Back in November I attended the One-of-a-Kind trade show in Toronto, an etsy inspired crafter’s paradise with inventive, quaint pieces lovingly constructed by artists, hobbyists and work at home moms.  I perused aisle after aisle with Tess in her sling, a self-righteous, baby-wearing mother determined to shop locally for Christmas gifts this year.  I was a crusader.  A hip eco-mama.  An individual who refuses to eat the mass market bs from evil corporate America.  Best of all, the place was abound with like-minded women and men… I wanted to unite with my comrades and start the revolution.

Until I saw the boots.  She was a gorgeous, 5’11” goddess with her baby strapped to her back and her boots were to die for.  I looked closer to see designer labels.  Then I reflected on my designer boots, bag and hat.  Then I looked back at my poor husband navigating the show with our way-too-expensive stroller filled with items I had consumed that day.  I also considered the hour drive to the convention centre in our SUV.  Whoops.

I think there is a bit of contradiction in all of us.  Like that woman we see in the bookstore trying to juggle her copy of Adbusters with her Starbucks latte and Louis Vuitton handbag.  I preach sustainable practices but I own a Coach purse.  I take public transit but also take epic showers.  But hey, even Al Gore and David Suzuki consume thousands of miles in air travel.  I’m sure there are very few out there without some innocent hypocritical tendencies.

I maintain that you can’t blame us for trying.  The problem with much of the environmental movement is that it is elitist.  The average do-gooder is intimidated by the one per cent of the population leading the movement that judges us for not being able to recite the intricacies surrounding the science of climate change.  They speak in jargon that is out of reach for the majority of the population.  This is unfortunate because without the masses there is little that these leaders will be able to accomplish.
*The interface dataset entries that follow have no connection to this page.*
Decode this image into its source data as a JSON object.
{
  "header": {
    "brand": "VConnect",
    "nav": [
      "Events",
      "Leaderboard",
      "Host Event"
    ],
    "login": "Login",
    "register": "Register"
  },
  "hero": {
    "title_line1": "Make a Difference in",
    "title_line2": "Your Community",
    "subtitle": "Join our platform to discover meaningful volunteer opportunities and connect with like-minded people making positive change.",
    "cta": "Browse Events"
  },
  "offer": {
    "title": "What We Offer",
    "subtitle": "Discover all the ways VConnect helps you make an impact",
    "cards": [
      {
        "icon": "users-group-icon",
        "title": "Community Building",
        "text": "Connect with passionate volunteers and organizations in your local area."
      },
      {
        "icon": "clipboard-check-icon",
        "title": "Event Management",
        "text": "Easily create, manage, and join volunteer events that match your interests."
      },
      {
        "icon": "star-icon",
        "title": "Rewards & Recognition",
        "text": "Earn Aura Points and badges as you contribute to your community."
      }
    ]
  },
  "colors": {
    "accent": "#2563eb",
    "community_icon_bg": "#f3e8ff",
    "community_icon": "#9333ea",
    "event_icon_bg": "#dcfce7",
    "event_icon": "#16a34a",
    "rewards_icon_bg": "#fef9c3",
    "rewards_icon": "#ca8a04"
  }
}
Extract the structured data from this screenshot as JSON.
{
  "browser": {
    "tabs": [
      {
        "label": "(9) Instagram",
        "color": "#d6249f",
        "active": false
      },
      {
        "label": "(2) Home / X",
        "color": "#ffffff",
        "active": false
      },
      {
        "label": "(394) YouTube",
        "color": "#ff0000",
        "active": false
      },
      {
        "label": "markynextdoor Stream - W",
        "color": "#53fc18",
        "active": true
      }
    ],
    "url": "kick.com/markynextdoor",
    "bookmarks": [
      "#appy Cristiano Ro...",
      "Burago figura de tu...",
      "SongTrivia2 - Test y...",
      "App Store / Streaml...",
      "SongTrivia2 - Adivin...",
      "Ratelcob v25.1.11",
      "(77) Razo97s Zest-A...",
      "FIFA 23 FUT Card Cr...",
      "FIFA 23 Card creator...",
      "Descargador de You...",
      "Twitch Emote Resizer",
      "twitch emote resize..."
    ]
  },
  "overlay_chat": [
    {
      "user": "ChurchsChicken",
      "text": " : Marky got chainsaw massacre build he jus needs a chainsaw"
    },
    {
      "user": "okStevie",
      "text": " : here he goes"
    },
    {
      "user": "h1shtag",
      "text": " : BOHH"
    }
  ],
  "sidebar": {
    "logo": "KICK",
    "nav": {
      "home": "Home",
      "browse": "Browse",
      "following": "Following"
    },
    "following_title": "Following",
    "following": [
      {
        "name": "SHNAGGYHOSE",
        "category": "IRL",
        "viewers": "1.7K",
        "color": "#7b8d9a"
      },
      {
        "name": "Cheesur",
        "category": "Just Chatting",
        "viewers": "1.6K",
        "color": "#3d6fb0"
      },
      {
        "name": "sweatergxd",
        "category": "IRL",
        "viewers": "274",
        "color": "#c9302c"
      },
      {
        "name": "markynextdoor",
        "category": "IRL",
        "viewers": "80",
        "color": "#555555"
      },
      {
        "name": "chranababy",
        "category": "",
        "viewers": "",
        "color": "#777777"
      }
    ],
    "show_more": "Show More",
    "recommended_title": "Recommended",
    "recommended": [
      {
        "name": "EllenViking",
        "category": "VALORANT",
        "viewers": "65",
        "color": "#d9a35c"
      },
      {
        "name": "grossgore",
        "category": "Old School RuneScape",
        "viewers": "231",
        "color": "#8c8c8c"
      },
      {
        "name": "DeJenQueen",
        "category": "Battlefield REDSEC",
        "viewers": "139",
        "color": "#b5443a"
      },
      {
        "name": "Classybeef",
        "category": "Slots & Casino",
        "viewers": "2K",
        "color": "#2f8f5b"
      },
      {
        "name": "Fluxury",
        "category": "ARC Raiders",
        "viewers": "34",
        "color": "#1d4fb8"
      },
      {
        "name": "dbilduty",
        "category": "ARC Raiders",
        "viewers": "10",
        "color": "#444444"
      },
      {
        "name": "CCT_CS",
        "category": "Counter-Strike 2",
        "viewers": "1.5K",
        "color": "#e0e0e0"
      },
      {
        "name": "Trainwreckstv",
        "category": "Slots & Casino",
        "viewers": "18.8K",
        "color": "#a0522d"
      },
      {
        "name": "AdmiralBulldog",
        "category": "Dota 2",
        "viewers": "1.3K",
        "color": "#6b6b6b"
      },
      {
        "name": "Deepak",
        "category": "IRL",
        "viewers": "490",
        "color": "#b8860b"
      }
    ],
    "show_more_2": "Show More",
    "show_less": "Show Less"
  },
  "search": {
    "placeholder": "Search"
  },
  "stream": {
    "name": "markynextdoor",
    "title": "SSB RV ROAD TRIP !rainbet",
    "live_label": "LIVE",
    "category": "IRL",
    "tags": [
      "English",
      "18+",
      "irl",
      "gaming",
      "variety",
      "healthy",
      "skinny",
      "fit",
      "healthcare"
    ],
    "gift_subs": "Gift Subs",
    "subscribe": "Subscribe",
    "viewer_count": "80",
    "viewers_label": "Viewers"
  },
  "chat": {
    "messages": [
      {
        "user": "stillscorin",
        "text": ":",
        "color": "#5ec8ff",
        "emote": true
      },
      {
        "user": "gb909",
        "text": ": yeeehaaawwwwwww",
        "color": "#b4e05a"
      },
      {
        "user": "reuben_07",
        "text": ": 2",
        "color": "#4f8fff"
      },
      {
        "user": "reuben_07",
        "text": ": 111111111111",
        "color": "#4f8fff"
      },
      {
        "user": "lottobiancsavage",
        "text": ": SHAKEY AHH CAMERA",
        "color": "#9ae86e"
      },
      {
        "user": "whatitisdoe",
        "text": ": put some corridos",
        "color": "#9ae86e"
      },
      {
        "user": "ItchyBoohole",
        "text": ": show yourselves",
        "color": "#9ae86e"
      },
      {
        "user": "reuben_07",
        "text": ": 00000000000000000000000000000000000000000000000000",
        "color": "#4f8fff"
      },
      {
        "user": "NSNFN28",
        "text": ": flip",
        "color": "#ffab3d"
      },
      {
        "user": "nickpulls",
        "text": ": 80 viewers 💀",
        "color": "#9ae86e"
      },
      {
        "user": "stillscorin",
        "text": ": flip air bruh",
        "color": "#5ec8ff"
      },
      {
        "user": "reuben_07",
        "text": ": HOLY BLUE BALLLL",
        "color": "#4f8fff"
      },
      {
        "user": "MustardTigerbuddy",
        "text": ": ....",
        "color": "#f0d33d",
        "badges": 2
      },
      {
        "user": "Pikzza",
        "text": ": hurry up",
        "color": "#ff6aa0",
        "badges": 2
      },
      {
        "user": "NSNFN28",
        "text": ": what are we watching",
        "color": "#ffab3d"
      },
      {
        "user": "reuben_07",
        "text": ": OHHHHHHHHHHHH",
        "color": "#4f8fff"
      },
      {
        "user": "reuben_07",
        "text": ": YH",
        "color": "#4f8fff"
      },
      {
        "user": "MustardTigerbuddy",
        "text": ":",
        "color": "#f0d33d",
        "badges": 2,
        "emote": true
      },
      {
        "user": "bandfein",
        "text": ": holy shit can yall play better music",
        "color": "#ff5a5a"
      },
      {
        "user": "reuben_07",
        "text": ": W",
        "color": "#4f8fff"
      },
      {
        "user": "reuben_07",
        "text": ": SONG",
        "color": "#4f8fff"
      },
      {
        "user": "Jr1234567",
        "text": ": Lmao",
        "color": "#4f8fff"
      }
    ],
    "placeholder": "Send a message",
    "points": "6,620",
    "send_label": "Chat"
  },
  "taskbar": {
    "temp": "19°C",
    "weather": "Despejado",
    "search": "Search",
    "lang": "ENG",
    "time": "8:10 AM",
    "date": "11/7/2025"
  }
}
This leaves us to figure things out on our own, and take it upon ourselves to do what we think is the right thing.  We are not hypocrites if we constantly educate ourselves on the impact that our decisions have on the world around us– rather, we are evolving.  Consider how big recycling became when the general population grew to understand the limits on landfill space.  Then, when we understood the resources involved in recycling we sought to divert some of our waste through compost and/or organics collection.  Now we understand that is probably best not to generate waste in the first place and we should limit consumption or at least choose the vendor with the smallest environmental footprint.  As a society, our understanding of the consequences associated with our decisions is constantly evolving.  This evolution is changing the way we get around, eat, and power our lifestyles.  And meaningful change is out of reach unless the majority is on board.

Maybe my next handbag will be homespun from local, organically grown wool.  Then again, I hear Coach is having a massive clearance sale…
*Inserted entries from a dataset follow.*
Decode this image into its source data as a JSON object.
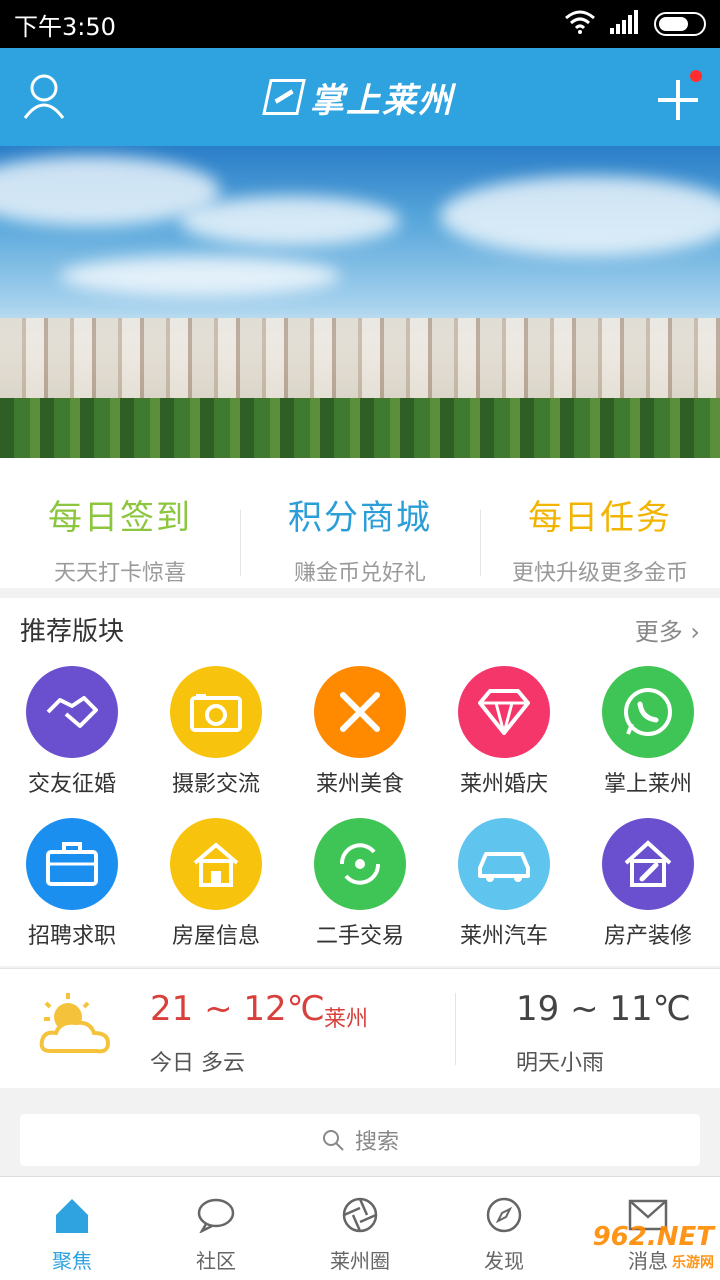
{
  "status_bar": {
    "time": "下午3:50"
  },
  "app_bar": {
    "title": "掌上莱州"
  },
  "quick_links": [
    {
      "title": "每日签到",
      "subtitle": "天天打卡惊喜",
      "color": "#8cc63e"
    },
    {
      "title": "积分商城",
      "subtitle": "赚金币兑好礼",
      "color": "#2b9ed8"
    },
    {
      "title": "每日任务",
      "subtitle": "更快升级更多金币",
      "color": "#f2b400"
    }
  ],
  "sections": {
    "title": "推荐版块",
    "more": "更多",
    "items": [
      {
        "label": "交友征婚",
        "icon": "handshake-icon",
        "color": "#6a4fcf"
      },
      {
        "label": "摄影交流",
        "icon": "camera-icon",
        "color": "#f7c30c"
      },
      {
        "label": "莱州美食",
        "icon": "fork-knife-icon",
        "color": "#ff8a00"
      },
      {
        "label": "莱州婚庆",
        "icon": "diamond-icon",
        "color": "#f5366a"
      },
      {
        "label": "掌上莱州",
        "icon": "phone-chat-icon",
        "color": "#3fc456"
      },
      {
        "label": "招聘求职",
        "icon": "briefcase-icon",
        "color": "#1b8ff0"
      },
      {
        "label": "房屋信息",
        "icon": "house-icon",
        "color": "#f7c30c"
      },
      {
        "label": "二手交易",
        "icon": "recycle-icon",
        "color": "#3fc456"
      },
      {
        "label": "莱州汽车",
        "icon": "car-icon",
        "color": "#5fc4ee"
      },
      {
        "label": "房产装修",
        "icon": "house-brush-icon",
        "color": "#6a4fcf"
      }
    ]
  },
  "weather": {
    "today_range": "21 ~ 12℃",
    "city": "莱州",
    "today_desc": "今日 多云",
    "tomorrow_range": "19 ~ 11℃",
    "tomorrow_desc": "明天小雨"
  },
  "search": {
    "placeholder": "搜索"
  },
  "tabs": [
    {
      "label": "聚焦",
      "icon": "home-icon",
      "active": true
    },
    {
      "label": "社区",
      "icon": "chat-bubble-icon",
      "active": false
    },
    {
      "label": "莱州圈",
      "icon": "aperture-icon",
      "active": false
    },
    {
      "label": "发现",
      "icon": "compass-icon",
      "active": false
    },
    {
      "label": "消息",
      "icon": "mail-icon",
      "active": false
    }
  ],
  "watermark": {
    "brand": "962.NET",
    "site": "乐游网"
  }
}
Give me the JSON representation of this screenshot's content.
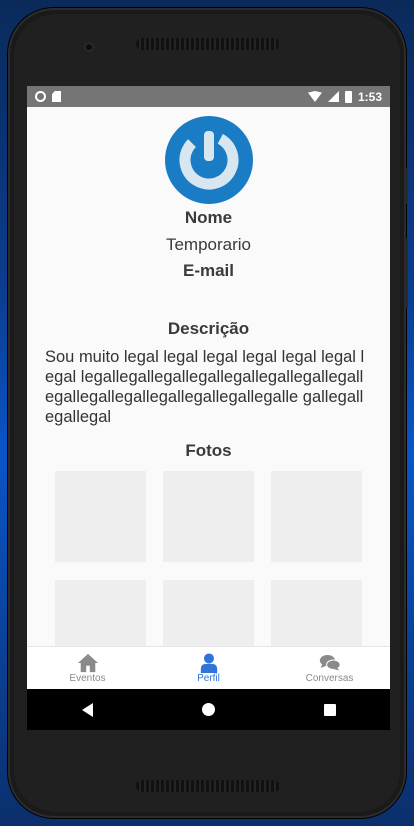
{
  "statusbar": {
    "time": "1:53"
  },
  "profile": {
    "name_label": "Nome",
    "name_value": "Temporario",
    "email_label": "E-mail",
    "description_label": "Descrição",
    "description_text": "Sou muito legal legal legal legal legal legal legal legallegallegallegallegallegallegallegallegallegallegallegallegallegallegalle gallegallegallegal",
    "photos_label": "Fotos",
    "photo_count": 6
  },
  "tabs": [
    {
      "label": "Eventos",
      "icon": "home-icon",
      "active": false
    },
    {
      "label": "Perfil",
      "icon": "user-icon",
      "active": true
    },
    {
      "label": "Conversas",
      "icon": "chat-icon",
      "active": false
    }
  ],
  "colors": {
    "accent": "#2f74d8",
    "avatar_blue": "#1a7cc4"
  }
}
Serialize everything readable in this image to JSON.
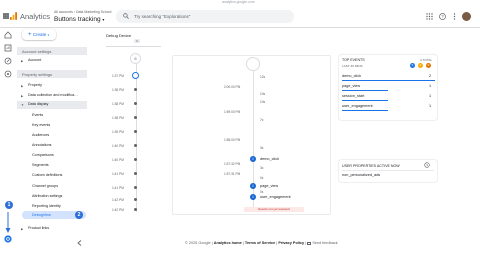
{
  "browser": {
    "url": "analytics.google.com"
  },
  "header": {
    "app_name": "Analytics",
    "account_line": "All accounts › Data Marketing School",
    "property_name": "Buttons tracking",
    "property_caret": "▾",
    "search_placeholder": "Try searching \"Explorations\""
  },
  "sidebar": {
    "create_label": "Create",
    "account_settings": "Account settings",
    "account_items": [
      "Account"
    ],
    "property_settings": "Property settings",
    "property_items": [
      "Property",
      "Data collection and modifica…",
      "Data display"
    ],
    "data_display_items": [
      "Events",
      "Key events",
      "Audiences",
      "Annotations",
      "Comparisons",
      "Segments",
      "Custom definitions",
      "Channel groups",
      "Attribution settings",
      "Reporting identity",
      "DebugView"
    ],
    "product_links": "Product links",
    "collapse_icon": "chevron-left-icon"
  },
  "debug": {
    "device_label": "Debug Device",
    "device_count": "0",
    "minutes_count": "6",
    "times": [
      "1:37 PM",
      "1:38 PM",
      "1:38 PM",
      "1:38 PM",
      "1:39 PM",
      "1:40 PM",
      "1:40 PM",
      "1:41 PM",
      "1:41 PM",
      "1:42 PM",
      "1:42 PM"
    ]
  },
  "timeline": {
    "seconds": [
      "12s",
      "10s",
      "10s",
      "7s",
      "3s",
      "3s",
      "0s",
      "0s"
    ],
    "times": [
      "2:00:00 PM",
      "1:59:00 PM",
      "1:58:00 PM",
      "1:57:32 PM",
      "1:57:31 PM"
    ],
    "events": [
      {
        "name": "demo_click",
        "time": "1:57:32 PM"
      },
      {
        "name": "page_view",
        "time": ""
      },
      {
        "name": "user_engagement",
        "time": ""
      }
    ],
    "banner": "Events not yet received"
  },
  "top_events": {
    "title": "TOP EVENTS",
    "subtitle": "LAST 30 MINS",
    "total_label": "4 TOTAL",
    "badges": [
      "5",
      "0",
      "0"
    ],
    "rows": [
      {
        "name": "demo_click",
        "value": "2"
      },
      {
        "name": "page_view",
        "value": "1"
      },
      {
        "name": "session_start",
        "value": "1"
      },
      {
        "name": "user_engagement",
        "value": "1"
      }
    ]
  },
  "user_props": {
    "title": "USER PROPERTIES ACTIVE NOW",
    "rows": [
      "non_personalized_ads"
    ]
  },
  "annotations": [
    "1",
    "2",
    "3"
  ],
  "footer": {
    "copyright": "© 2025 Google |",
    "home": "Analytics home",
    "sep1": "|",
    "terms": "Terms of Service",
    "sep2": "|",
    "privacy": "Privacy Policy",
    "sep3": "|",
    "feedback": "Send feedback"
  },
  "colors": {
    "accent": "#1a73e8",
    "annotation": "#2f6fd6",
    "event_icon": "#1967d2"
  }
}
there… in an instant

she opens her eyes to see

bewildered parents